Moreover, the ban, even if permanently blocked, has already had a chilling effect on the lives and prospects of refugees. Since January, the Department of Homeland Security (DHS) has stopped conducting new interviews with child refugees applying for the Central American Minors program (CAM), even though the executive orders were supposedly on hold. Asylum-seekers from Africa and the Middle East have been fleeing the United States for Canada in significant numbers, enduring a frigid and dangerous journey on their way, because of the U.S. government’s undisguised hostility to their rights. And none of these court rulings will affect the administration’s other executive orders and implementation guidelines that continue to target immigrants and asylum-seekers.
What did the courts decide?
In many ways, the refugee ban has been foiled so far because of the President’s own rhetoric. The courts did not have to look hard for evidence of discriminatory intent for the actions of this administration. In fact, they relied on the President’s campaign statements that he would seek “a total and complete shutdown of Muslims entering the United States” and that “Islam hates us.” Both cited Trump’s comments in interviews that he only stopped referring to a Muslim ban in public because “[p]eople were so upset when I used the word Muslim” that he decided to “talk […] territory instead of Muslim.” Further, administration officials have been quoted stating that the second executive order was meant to accomplish the same purpose as the first, even as the first was under a nationwide injunction because of its discriminatory purpose.

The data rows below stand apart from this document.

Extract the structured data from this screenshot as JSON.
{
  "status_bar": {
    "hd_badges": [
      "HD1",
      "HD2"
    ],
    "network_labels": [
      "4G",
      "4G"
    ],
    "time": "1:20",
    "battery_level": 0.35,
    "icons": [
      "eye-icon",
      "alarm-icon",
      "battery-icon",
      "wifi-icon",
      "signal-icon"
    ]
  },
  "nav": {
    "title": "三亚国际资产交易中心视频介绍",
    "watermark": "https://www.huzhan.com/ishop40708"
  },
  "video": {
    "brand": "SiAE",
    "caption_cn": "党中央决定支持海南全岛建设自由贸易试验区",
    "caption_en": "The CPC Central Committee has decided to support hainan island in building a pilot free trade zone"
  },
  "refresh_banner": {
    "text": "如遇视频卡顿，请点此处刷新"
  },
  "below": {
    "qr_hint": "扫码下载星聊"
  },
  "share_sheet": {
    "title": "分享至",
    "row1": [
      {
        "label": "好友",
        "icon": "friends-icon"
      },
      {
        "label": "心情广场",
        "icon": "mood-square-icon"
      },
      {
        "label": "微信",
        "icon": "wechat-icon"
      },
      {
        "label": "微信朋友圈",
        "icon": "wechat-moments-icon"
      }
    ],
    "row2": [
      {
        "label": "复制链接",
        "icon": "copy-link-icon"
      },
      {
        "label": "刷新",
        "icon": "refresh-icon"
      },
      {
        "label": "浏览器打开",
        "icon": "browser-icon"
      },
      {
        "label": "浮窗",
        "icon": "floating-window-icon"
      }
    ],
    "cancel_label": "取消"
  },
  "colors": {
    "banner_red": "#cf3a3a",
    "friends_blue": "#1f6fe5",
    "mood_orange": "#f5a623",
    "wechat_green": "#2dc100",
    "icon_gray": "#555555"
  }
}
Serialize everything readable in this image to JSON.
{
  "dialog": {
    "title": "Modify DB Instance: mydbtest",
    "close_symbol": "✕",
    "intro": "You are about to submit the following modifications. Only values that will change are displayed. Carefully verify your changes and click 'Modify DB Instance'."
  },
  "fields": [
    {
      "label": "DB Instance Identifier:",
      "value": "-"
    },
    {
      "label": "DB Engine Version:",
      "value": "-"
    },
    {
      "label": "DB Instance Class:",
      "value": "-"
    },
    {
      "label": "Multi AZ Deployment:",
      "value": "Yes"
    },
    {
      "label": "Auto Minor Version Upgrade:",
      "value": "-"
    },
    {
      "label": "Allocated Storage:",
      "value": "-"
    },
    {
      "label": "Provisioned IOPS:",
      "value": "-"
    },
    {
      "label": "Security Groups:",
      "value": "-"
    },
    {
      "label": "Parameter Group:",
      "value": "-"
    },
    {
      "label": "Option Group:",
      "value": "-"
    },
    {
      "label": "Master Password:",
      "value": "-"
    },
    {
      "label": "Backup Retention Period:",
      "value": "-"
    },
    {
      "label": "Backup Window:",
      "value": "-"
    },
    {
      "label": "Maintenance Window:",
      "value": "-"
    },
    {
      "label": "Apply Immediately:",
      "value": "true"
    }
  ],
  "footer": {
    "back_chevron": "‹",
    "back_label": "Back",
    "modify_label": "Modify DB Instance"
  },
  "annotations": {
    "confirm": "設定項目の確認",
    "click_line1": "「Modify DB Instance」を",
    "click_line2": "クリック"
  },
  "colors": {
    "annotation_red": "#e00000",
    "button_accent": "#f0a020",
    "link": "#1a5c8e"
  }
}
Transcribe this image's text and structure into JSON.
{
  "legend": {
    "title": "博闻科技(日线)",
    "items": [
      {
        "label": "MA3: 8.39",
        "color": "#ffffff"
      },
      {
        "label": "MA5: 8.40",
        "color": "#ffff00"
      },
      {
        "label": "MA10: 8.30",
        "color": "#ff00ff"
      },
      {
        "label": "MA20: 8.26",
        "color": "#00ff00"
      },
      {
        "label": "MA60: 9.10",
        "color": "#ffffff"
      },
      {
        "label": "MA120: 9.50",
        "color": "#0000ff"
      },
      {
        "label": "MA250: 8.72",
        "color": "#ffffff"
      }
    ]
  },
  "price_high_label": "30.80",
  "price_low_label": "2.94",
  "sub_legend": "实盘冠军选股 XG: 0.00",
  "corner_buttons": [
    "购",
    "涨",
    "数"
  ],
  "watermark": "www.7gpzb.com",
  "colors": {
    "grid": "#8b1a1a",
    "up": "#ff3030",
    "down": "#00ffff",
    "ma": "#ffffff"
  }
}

The second version of the order claims it does not discriminate. Instead, it offers a “national security” rationale for the ban (one that did not appear anywhere in the text of the first version), and which administration officials were not able to supply when asked for it at trial. These are strong indicators that the national security argument was a mere pretext. In fact, Maryland District Court Judge Theodore Chuang found that national security was “not the primary purpose for the travel ban.”
The administration claimed that people who come from six conflict-ravaged nations—Iran, Libya, Syria, Somalia, Sudan, and Yemen—pose a greater terror risk than others. (They make no mention of the role the United States itself has recently played in conflicts in more than one of these countries.) The administration’s argument is not only belied by a recent DHS report which found that country of origin has little determination on whether someone is likely to commit violence. It is also a betrayal of our national promise, violating one of our most important social values: that people should not be judged based on where they come from, but rather as individuals with worth and dignity.
One order down – an entire political agenda to go
The executive orders are so extreme that they may not survive the legal challenges ahead. However, the courts on their own will not be able to forestall every piece of a larger xenophobic agenda. There are signs, for instance, that the administration could still suspend the refugee program even if the rest of the executive order is not allowed to stand. The Maryland court, for one, while blocking portions of the executive order, did not extend its ruling to cover the refugee program. This choice is difficult to understand, given that the assault on the program was motivated by the same anti-Muslim bias (nearly half of refugees currently entering the United States are Muslim, and the vast majority coming from the same Muslim-majority countries targeted in the order).
UUSC will remain vigilant in the months ahead and pick up the work of resistance wherever other remedies are insufficient. Our organization was born out of the struggles of refugees and victims of persecution during World War II and we will continue to speak out against the politics of hate and all efforts to unwind the moral consensus that has emerged since those years. UUSC is in solidarity with all marginalized communities as we struggle for greater recognition of human rights.